What you should do | Determine the number of lines below that contain "string". Write nothing but that number.

Extracted records |

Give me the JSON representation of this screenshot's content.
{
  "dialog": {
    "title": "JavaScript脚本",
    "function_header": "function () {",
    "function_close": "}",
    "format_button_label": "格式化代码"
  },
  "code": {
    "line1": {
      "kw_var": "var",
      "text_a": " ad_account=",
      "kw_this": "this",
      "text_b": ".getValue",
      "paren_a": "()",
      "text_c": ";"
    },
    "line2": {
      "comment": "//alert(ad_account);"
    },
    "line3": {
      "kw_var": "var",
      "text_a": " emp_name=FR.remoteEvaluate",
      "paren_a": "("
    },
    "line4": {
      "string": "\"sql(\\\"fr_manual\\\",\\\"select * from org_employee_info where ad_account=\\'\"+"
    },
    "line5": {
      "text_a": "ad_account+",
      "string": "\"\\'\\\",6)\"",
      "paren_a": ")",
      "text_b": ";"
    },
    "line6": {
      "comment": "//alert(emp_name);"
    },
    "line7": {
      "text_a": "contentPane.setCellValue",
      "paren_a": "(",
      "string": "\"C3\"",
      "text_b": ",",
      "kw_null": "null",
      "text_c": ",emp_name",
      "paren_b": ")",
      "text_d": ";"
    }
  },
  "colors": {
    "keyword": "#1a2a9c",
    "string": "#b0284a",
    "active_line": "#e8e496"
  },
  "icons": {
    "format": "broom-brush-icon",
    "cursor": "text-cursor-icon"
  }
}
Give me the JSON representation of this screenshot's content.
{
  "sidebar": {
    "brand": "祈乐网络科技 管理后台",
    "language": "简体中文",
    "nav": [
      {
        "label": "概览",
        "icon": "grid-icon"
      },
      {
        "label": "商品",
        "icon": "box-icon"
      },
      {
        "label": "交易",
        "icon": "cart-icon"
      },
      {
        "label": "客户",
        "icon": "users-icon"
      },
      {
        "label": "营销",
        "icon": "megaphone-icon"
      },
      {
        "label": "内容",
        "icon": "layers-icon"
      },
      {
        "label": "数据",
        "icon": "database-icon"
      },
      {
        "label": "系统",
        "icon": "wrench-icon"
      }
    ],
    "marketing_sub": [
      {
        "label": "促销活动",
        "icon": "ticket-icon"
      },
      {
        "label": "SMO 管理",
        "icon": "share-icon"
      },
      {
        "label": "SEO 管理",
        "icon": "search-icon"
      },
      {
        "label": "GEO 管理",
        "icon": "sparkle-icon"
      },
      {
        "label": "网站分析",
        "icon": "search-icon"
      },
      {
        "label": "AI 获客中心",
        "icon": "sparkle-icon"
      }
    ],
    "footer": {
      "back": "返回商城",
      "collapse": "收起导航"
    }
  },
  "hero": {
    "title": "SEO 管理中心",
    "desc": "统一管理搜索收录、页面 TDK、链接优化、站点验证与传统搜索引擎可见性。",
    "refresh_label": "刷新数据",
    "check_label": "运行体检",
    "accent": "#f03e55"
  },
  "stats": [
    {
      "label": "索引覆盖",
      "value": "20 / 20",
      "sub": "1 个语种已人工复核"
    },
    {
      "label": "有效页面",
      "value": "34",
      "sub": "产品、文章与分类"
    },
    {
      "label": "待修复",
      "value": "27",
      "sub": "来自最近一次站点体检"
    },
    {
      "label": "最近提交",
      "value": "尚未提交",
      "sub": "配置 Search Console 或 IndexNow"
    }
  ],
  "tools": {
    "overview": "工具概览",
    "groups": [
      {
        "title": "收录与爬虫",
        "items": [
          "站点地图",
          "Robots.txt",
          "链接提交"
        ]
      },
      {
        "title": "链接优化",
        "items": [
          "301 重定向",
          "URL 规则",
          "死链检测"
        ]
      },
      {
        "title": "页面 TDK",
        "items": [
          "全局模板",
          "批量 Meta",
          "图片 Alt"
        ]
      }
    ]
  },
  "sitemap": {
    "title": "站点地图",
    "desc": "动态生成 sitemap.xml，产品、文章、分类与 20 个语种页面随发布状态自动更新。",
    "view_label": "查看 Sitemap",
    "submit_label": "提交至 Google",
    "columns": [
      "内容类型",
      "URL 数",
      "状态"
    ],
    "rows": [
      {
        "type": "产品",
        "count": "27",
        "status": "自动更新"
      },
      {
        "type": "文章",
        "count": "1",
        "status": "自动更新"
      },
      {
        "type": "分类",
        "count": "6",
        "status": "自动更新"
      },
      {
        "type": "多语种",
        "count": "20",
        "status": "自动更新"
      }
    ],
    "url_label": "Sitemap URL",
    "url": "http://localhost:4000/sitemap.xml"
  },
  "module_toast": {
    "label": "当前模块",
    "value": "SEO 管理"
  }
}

Output for this task | 4